That’s why I was delighted to discover a much closer CSA in the middle of Minneapolis, Concrete Beet Farmers. Started last year by six local twenty-something entrepreneurs, this CSA seeks to cut out the transportation element by growing and selling in the neighborhood.
Thus far, their 15th Ave South location has been doing well. With share capacity maxed out, they are able to sell excess produce to non-subscribing customers and a few local businesses (Common Roots Cafe in Minneapolis and St. Paul Cheese Shop).
Eliminating the carbon footprint, they bike to all of their customers. Taking advantage of the current downturn in the housing market, the group has been able to lease three lots, all in residential areas of Minneapolis and St. Paul.
In the spirit of things, I biked over to 2820 15th Ave, all of ten minutes from my Minneapolis home, to volunteer for a bit and see how a CSA functions.
Ten-ish people, all appearing to be under 30, were there with bikes parked on the side of the mini-farm. Milk crates from local grocery stores and a collective bunch of gardening tools were all being put to work hoeing and tilling the ground where many, many varieties of vegetables had sprung up quite nicely from the recently rainy weather.
Digging in the dirt, picking at weeds around lettuce plants took me back to my agricultural youth for a few hours.
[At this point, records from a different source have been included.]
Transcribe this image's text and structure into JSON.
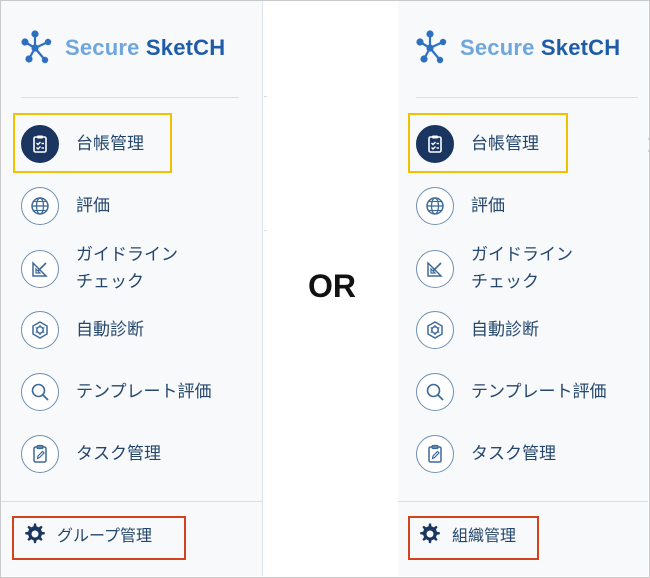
{
  "brand": {
    "word1": "Secure",
    "word2": "SketCH",
    "icon": "network-nodes-icon",
    "colors": {
      "word1": "#6fa7dc",
      "word2": "#1f5ca8",
      "node": "#2f6fc2"
    }
  },
  "nav_items": [
    {
      "label_lines": [
        "台帳管理"
      ],
      "icon": "clipboard-check-icon",
      "active": true
    },
    {
      "label_lines": [
        "評価"
      ],
      "icon": "globe-icon",
      "active": false
    },
    {
      "label_lines": [
        "ガイドライン",
        "チェック"
      ],
      "icon": "drafting-tools-icon",
      "active": false
    },
    {
      "label_lines": [
        "自動診断"
      ],
      "icon": "hexagon-gear-icon",
      "active": false
    },
    {
      "label_lines": [
        "テンプレート評価"
      ],
      "icon": "magnifier-icon",
      "active": false
    },
    {
      "label_lines": [
        "タスク管理"
      ],
      "icon": "clipboard-pen-icon",
      "active": false
    }
  ],
  "left_panel": {
    "bottom_label": "グループ管理",
    "bottom_icon": "gear-icon"
  },
  "right_panel": {
    "bottom_label": "組織管理",
    "bottom_icon": "gear-icon"
  },
  "separator_text": "OR",
  "highlight_colors": {
    "item": "#f3c000",
    "bottom": "#d2421d"
  }
}
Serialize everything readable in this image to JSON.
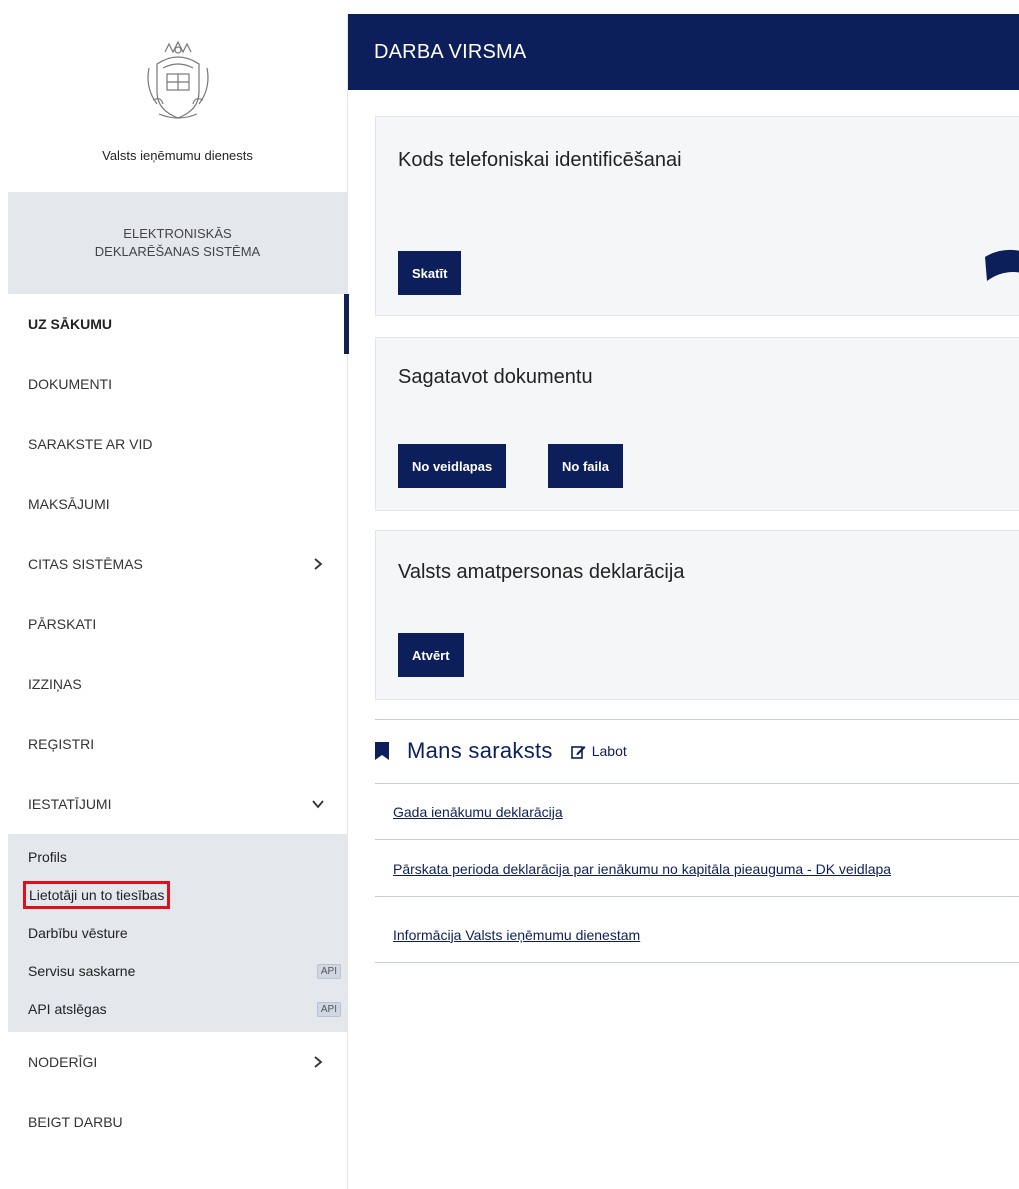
{
  "sidebar": {
    "org_name": "Valsts ieņēmumu dienests",
    "system_line1": "ELEKTRONISKĀS",
    "system_line2": "DEKLARĒŠANAS SISTĒMA",
    "items": [
      {
        "label": "UZ SĀKUMU",
        "active": true
      },
      {
        "label": "DOKUMENTI"
      },
      {
        "label": "SARAKSTE AR VID"
      },
      {
        "label": "MAKSĀJUMI"
      },
      {
        "label": "CITAS SISTĒMAS",
        "icon": "chevron-right-icon"
      },
      {
        "label": "PĀRSKATI"
      },
      {
        "label": "IZZIŅAS"
      },
      {
        "label": "REĢISTRI"
      },
      {
        "label": "IESTATĪJUMI",
        "icon": "chevron-down-icon"
      }
    ],
    "subitems": [
      {
        "label": "Profils"
      },
      {
        "label": "Lietotāji un to tiesības",
        "highlighted": true
      },
      {
        "label": "Darbību vēsture"
      },
      {
        "label": "Servisu saskarne",
        "badge": "API"
      },
      {
        "label": "API atslēgas",
        "badge": "API"
      }
    ],
    "bottom_items": [
      {
        "label": "NODERĪGI",
        "icon": "chevron-right-icon"
      },
      {
        "label": "BEIGT DARBU"
      }
    ]
  },
  "header": {
    "title": "DARBA VIRSMA"
  },
  "cards": [
    {
      "title": "Kods telefoniskai identificēšanai",
      "buttons": [
        "Skatīt"
      ]
    },
    {
      "title": "Sagatavot dokumentu",
      "buttons": [
        "No veidlapas",
        "No faila"
      ]
    },
    {
      "title": "Valsts amatpersonas deklarācija",
      "buttons": [
        "Atvērt"
      ]
    }
  ],
  "my_list": {
    "title": "Mans saraksts",
    "edit_label": "Labot",
    "links": [
      "Gada ienākumu deklarācija",
      "Pārskata perioda deklarācija par ienākumu no kapitāla pieauguma - DK veidlapa",
      "Informācija Valsts ieņēmumu dienestam"
    ]
  },
  "colors": {
    "brand_navy": "#0d1f5a",
    "sidebar_panel": "#e4e7ec",
    "highlight_red": "#e0101a"
  }
}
But it was a little jarring when I look up. Instead of an expansive green horizon that reaches out to the clouds, I saw a compact street lined with cars and houses.
As you pass through life, don’t forget to stop and weed the cucumbers every once in awhile.